The Steps Required for Eviction
If a landlord wishes to evict a tenant, he or she must:
- Inform the tenant in writing: If a tenant is in breach of contract (the lease), the tenant must be informed of the breach in writing, sent both by regular and certified mail. A “breach of contract” means that the tenant is violating important terms in the lease, such as the requirement to pay rent. The communication must specifically include a description of the breach, and the portion of the lease that points out the breach. The notice must be as detailed as possible. Some effort must be made to work out an arrangement to address the problem.
- File for eviction: If direct communication with the tenant fails to bring about necessary improvement to the situation, the landlord can file for eviction. This can be done by:
- Hiring an attorney to file all necessary documents, or

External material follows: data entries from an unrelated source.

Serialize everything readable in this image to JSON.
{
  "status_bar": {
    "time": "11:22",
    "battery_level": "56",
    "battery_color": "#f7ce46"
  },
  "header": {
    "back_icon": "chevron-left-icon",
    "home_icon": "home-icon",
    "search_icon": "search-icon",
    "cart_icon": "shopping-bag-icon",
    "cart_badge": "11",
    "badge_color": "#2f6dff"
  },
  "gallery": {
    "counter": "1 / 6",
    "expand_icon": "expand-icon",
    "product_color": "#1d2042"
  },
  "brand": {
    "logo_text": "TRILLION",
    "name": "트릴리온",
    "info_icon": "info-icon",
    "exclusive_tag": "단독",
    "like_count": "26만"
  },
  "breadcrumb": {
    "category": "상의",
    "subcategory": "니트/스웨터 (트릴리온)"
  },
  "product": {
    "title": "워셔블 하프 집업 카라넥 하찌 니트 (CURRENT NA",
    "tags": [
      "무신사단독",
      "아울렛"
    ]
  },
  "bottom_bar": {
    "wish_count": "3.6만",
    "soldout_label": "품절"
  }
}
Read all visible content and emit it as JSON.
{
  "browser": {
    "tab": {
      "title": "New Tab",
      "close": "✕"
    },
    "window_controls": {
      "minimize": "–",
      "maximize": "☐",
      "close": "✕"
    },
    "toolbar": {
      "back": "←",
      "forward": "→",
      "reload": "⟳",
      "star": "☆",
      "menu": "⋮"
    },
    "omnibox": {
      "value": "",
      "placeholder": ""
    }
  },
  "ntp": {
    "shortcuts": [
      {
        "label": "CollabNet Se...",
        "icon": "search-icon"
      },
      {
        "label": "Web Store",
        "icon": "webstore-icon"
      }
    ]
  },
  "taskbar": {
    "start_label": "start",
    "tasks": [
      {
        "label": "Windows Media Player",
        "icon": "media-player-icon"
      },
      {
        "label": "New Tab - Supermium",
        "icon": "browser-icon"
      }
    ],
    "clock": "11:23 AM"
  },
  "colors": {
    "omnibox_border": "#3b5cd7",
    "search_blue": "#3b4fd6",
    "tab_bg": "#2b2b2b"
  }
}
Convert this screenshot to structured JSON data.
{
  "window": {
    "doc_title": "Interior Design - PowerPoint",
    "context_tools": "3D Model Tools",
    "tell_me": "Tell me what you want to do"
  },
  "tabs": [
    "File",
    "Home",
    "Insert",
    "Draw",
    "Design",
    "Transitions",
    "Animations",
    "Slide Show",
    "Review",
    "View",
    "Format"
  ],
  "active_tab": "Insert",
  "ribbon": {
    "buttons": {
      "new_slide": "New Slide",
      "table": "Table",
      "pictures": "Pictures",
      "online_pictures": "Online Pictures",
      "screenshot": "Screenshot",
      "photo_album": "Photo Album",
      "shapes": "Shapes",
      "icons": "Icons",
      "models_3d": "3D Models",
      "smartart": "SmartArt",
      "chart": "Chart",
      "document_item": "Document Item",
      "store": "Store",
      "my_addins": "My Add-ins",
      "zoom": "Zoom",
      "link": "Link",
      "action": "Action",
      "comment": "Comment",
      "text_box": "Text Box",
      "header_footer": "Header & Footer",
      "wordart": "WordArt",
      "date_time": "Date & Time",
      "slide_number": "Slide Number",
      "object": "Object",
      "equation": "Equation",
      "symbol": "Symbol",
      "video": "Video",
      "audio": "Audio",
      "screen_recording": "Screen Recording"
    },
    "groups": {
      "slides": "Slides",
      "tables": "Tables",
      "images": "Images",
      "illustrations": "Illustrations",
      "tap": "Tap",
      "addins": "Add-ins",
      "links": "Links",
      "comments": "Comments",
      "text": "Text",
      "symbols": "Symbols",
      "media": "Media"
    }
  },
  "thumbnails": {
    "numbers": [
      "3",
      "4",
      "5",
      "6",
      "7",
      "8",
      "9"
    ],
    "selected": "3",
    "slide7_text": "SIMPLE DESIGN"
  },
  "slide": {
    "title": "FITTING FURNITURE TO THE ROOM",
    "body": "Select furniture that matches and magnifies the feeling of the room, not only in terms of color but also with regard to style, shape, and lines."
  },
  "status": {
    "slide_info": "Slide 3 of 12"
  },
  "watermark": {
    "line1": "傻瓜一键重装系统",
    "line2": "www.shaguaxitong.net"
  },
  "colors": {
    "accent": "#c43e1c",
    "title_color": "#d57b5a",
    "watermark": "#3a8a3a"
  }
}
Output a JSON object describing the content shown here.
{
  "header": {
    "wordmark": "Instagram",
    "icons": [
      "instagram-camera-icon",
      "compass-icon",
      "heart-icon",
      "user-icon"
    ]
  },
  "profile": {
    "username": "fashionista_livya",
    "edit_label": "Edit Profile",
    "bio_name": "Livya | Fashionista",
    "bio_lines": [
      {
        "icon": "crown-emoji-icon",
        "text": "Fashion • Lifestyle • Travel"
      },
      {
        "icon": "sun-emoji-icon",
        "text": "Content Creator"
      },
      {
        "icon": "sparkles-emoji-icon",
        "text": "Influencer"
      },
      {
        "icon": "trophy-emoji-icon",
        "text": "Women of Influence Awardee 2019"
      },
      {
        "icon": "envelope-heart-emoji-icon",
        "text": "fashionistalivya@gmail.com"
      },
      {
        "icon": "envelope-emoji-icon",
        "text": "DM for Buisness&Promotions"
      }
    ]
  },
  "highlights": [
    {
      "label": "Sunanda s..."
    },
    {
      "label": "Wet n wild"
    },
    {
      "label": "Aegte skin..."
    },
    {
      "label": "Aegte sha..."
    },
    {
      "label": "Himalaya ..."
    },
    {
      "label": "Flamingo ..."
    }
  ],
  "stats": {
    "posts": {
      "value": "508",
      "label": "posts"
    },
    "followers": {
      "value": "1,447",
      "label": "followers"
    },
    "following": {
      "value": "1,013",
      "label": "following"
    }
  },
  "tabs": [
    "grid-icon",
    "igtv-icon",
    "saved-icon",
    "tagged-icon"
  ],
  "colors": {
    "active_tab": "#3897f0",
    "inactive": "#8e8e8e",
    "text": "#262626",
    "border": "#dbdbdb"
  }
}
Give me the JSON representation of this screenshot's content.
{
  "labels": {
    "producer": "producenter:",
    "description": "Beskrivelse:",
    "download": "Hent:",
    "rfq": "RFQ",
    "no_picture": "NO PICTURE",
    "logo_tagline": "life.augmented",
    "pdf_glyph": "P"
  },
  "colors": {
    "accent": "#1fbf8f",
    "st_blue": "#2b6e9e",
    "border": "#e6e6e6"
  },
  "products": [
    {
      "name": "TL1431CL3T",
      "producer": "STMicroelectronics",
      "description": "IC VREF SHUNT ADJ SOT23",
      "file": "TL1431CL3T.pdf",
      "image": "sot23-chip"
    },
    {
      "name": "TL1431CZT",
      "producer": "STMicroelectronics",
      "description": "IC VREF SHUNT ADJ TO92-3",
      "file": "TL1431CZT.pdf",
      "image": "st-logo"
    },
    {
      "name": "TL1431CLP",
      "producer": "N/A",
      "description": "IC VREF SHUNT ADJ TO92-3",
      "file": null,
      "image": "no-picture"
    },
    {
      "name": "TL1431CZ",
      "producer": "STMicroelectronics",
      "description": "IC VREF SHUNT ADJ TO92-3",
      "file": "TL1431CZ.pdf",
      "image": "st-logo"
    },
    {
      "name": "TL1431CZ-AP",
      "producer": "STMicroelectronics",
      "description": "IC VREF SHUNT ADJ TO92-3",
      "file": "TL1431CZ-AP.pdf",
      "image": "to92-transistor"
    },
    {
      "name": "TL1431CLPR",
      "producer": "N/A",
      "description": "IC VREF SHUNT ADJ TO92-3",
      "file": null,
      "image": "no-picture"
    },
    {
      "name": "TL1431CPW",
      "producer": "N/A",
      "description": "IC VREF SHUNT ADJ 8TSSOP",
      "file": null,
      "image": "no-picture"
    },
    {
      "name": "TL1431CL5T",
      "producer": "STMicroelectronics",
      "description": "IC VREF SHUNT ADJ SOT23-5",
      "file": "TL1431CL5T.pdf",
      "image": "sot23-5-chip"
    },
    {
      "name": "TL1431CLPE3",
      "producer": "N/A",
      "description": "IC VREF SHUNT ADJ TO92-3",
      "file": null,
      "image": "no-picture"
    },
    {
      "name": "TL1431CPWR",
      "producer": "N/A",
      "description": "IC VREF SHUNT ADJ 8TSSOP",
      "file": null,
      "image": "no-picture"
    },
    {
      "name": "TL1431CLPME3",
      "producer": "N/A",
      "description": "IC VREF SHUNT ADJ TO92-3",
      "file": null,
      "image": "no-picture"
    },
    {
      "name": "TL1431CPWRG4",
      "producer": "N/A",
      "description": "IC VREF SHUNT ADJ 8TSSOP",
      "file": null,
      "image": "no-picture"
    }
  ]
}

- Going to court and filling out the necessary paperwork to file for eviction. If a landlord files for eviction himself, he must provide the court with several pieces of information, including:
- His name and address,
- The tenant’s name and the rental address,
- A copy of the signed contract,
- The specific portion of the contract that has been breached,
- In cases of nonpayment of rent, the landlord must provide dates that rent was due and how much rent is past due, including all associated late fees,
- In other cases, such as damage to the premises or other infractions, documentation and other proofs may be required.
- Wait for the court to serve the tenant: Once the landlord files for eviction, the landlord must then wait for the court to officially serve the tenant with eviction papers, and inform the tenant of a hearing date to address the eviction.
- Use official channels for physical eviction: If eviction is granted, either after a hearing or by a default judgment if the tenant does not respond to the eviction suit, then the landlord must give the eviction court documents to the local Sheriff’s Office, which then posts for eviction. The landlord still cannot change the locks, and must follow proper procedures to avoid legal troubles.
A landlord can never force an eviction by just changing the locks and putting the tenant’s belongings out on the street. If the tenant refuses to leave, the landlord will have to file an eviction lawsuit in the local court, and must serve the tenant with the proper summons and complaint. During the eviction lawsuit, the tenant will have the opportunity to defend him or herself. Perhaps the tenant didn’t make that rent payment because he or she had to make necessary repairs to the property. The tenant might also point out any errors in the eviction paperwork, causing the court to dismiss the eviction lawsuit.
Until the landlord has jumped through all of these legal hoops, the tenant cannot legally be evicted.
Seeking Eviction Help from a Landlord Tenant Attorney
If you find yourself facing eviction, you should take any steps you can to remedy the situation as soon as possible so you don’t find yourself out of your home. If you believe the eviction is unfair or improper, you should consult with an experienced landlord tenant attorney who will assist you in protecting your legal rights as a tenant. Likewise, if you are a landlord seeking to begin eviction proceedings against a tenant, a qualified landlord tenant attorney in your state can advise you of your rights and responsibilities, and file the necessary paperwork in court to begin your eviction action. Find a landlord tenant specialist in your area at JustAnswer Legal.